_TASK REQUIREMENTS_:
Return all entries below exactly. Skip nothing.

BEGIN RECORDS FOR THE EXERCISE

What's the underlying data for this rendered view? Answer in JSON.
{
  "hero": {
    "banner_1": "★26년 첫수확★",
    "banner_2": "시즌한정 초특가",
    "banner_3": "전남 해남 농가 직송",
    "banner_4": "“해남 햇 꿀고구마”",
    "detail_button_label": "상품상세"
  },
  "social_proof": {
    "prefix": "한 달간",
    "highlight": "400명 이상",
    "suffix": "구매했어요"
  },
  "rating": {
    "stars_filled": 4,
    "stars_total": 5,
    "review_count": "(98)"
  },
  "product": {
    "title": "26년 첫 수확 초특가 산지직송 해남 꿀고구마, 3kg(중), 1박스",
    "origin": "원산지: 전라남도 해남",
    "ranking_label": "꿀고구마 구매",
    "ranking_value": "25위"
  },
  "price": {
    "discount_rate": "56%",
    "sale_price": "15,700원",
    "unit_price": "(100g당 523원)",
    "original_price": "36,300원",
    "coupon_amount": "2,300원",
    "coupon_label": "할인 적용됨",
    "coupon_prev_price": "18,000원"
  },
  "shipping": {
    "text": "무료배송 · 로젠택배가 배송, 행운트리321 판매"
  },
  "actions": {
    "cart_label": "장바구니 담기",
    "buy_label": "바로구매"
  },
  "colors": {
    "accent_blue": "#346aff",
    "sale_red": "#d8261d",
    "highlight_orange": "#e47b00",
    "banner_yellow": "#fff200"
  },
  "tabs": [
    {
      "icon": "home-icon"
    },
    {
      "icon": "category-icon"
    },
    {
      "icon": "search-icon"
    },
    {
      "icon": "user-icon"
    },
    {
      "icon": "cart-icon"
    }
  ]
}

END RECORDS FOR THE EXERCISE

_EXERCISE RESPONSE_:
What's the underlying data for this rendered view? Answer in JSON.
{
  "hero": {
    "banner_1": "★26년 첫수확★",
    "banner_2": "시즌한정 초특가",
    "banner_3": "전남 해남 농가 직송",
    "banner_4": "“해남 햇 꿀고구마”",
    "detail_button_label": "상품상세"
  },
  "social_proof": {
    "prefix": "한 달간",
    "highlight": "400명 이상",
    "suffix": "구매했어요"
  },
  "rating": {
    "stars_filled": 4,
    "stars_total": 5,
    "review_count": "(98)"
  },
  "product": {
    "title": "26년 첫 수확 초특가 산지직송 해남 꿀고구마, 3kg(중), 1박스",
    "origin": "원산지: 전라남도 해남",
    "ranking_label": "꿀고구마 구매",
    "ranking_value": "25위"
  },
  "price": {
    "discount_rate": "56%",
    "sale_price": "15,700원",
    "unit_price": "(100g당 523원)",
    "original_price": "36,300원",
    "coupon_amount": "2,300원",
    "coupon_label": "할인 적용됨",
    "coupon_prev_price": "18,000원"
  },
  "shipping": {
    "text": "무료배송 · 로젠택배가 배송, 행운트리321 판매"
  },
  "actions": {
    "cart_label": "장바구니 담기",
    "buy_label": "바로구매"
  },
  "colors": {
    "accent_blue": "#346aff",
    "sale_red": "#d8261d",
    "highlight_orange": "#e47b00",
    "banner_yellow": "#fff200"
  },
  "tabs": [
    {
      "icon": "home-icon"
    },
    {
      "icon": "category-icon"
    },
    {
      "icon": "search-icon"
    },
    {
      "icon": "user-icon"
    },
    {
      "icon": "cart-icon"
    }
  ]
}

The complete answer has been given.